The crossbill is a captivating bird species recognized for its unique beak adaptation. With a specialized beak that crosses the tip, this remarkable bird has developed a feeding technique that allows it to extract seeds from conifer cones with unparalleled precision. In this article, we will explore the fascinating characteristics, behaviors, and adaptive wonder of the crossbill beak, shedding light on the remarkable adaptations of this bird species.
Crossbills belong to the genus Loxia and are part of the finch family, Fringillidae. These medium-sized birds typically measure between 5 and 6 inches long. They exhibit sexual dimorphism, with males displaying vibrant colors such as red or orange and females having predominantly green or yellowish plumage. Their unique beak is the most distinctive feature that sets them apart from other bird species.
The most striking feature of the Crossbill is its specialized adaptation to the beak. The upper and lower jaws of its beak have a unique curve, forming a distinctive cross shape at the tip. This extraordinary adaptation allows them to efficiently extract seeds from conifer cones. By inserting their crossed beak between the scales of the cone, they can open it to access the nutritious seeds it contains.
The Crossbill’s diet consists primarily of seeds, with a particular preference for coniferous trees such as pine, spruce, and spruce. Their specialized beak allows them to access seeds packed inside the cones that other birds cannot easily reach. The crossed beak acts like a pair of forceps, giving them exceptional dexterity and control when extracting seeds. This adaptation allows Crossbills to thrive even in habitats with limited food resources.
Crossbills are nomadic birds known for their irregular migration patterns. They have a remarkable ability to locate areas with abundant pineapple crops and adapt their movements accordingly. Their nomadic nature ensures that they can find suitable food sources and nesting sites. Crossbills are often found in coniferous forests and woodlands, where they can find an ample supply of trees with cones.
Crossbills typically breed during the spring and summer months. They form small flocks or family groups during the breeding season, which may include several generations of related birds. These social structures help locate suitable food sources and protect their territories. Crossbills build cup-shaped nests in tree branches, usually near a source of conifer cones.
Crossbills are generally widespread and are not considered globally threatened. However, some subspecies or specific populations may face localized threats due to habitat loss and changes in forest ecosystems. Conservation efforts focus on preserving and restoring coniferous forests, which are essential for their survival.
The unique adaptation of the Crossbill’s beak is a marvel of evolution. This extraordinary bird has evolved to extract seeds from conifer cones with unparalleled precision and efficiency. Their nomadic nature, specialized feeding behavior, and vibrant plumage make them a fascinating species to observe and study.
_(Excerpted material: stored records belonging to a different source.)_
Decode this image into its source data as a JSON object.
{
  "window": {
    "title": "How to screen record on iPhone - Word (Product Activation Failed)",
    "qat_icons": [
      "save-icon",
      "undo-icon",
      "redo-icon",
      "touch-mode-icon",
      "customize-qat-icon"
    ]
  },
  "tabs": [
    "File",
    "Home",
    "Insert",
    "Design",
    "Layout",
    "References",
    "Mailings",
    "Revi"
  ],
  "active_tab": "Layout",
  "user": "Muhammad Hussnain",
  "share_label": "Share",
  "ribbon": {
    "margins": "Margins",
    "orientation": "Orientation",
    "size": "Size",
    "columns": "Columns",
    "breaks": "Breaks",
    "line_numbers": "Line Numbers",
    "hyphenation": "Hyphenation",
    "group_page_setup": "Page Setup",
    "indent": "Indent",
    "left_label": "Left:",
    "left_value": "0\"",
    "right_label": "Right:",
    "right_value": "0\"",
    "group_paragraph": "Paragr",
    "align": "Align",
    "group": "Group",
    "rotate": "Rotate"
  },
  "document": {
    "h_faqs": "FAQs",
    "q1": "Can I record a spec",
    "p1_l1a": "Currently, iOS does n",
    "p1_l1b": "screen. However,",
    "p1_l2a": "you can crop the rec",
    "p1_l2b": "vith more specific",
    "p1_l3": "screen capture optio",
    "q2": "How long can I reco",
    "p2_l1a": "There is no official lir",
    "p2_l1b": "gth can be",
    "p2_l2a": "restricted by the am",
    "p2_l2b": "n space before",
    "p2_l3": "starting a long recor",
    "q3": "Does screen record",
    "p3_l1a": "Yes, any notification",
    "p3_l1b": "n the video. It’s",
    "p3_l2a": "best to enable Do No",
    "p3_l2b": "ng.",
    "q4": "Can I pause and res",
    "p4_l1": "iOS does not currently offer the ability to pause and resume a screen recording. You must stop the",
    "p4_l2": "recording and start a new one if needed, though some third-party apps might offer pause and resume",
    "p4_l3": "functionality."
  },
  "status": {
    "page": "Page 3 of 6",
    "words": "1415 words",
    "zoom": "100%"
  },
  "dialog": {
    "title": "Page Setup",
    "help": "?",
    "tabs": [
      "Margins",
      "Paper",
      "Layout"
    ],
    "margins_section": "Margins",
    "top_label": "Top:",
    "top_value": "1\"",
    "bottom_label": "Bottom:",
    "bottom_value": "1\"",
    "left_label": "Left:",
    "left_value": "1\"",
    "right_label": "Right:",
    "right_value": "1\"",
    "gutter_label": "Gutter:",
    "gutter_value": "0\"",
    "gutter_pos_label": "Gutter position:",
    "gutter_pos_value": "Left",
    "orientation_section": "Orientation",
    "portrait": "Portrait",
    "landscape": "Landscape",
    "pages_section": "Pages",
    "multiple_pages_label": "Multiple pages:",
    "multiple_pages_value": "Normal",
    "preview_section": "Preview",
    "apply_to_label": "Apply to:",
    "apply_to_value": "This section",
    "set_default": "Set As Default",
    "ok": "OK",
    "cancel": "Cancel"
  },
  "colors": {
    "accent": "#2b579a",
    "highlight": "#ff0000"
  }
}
Understanding the adaptations and behaviors of the Crossbill not only deepens our appreciation for the diversity of avian life, but also highlights the intricate relationship between birds and their environment.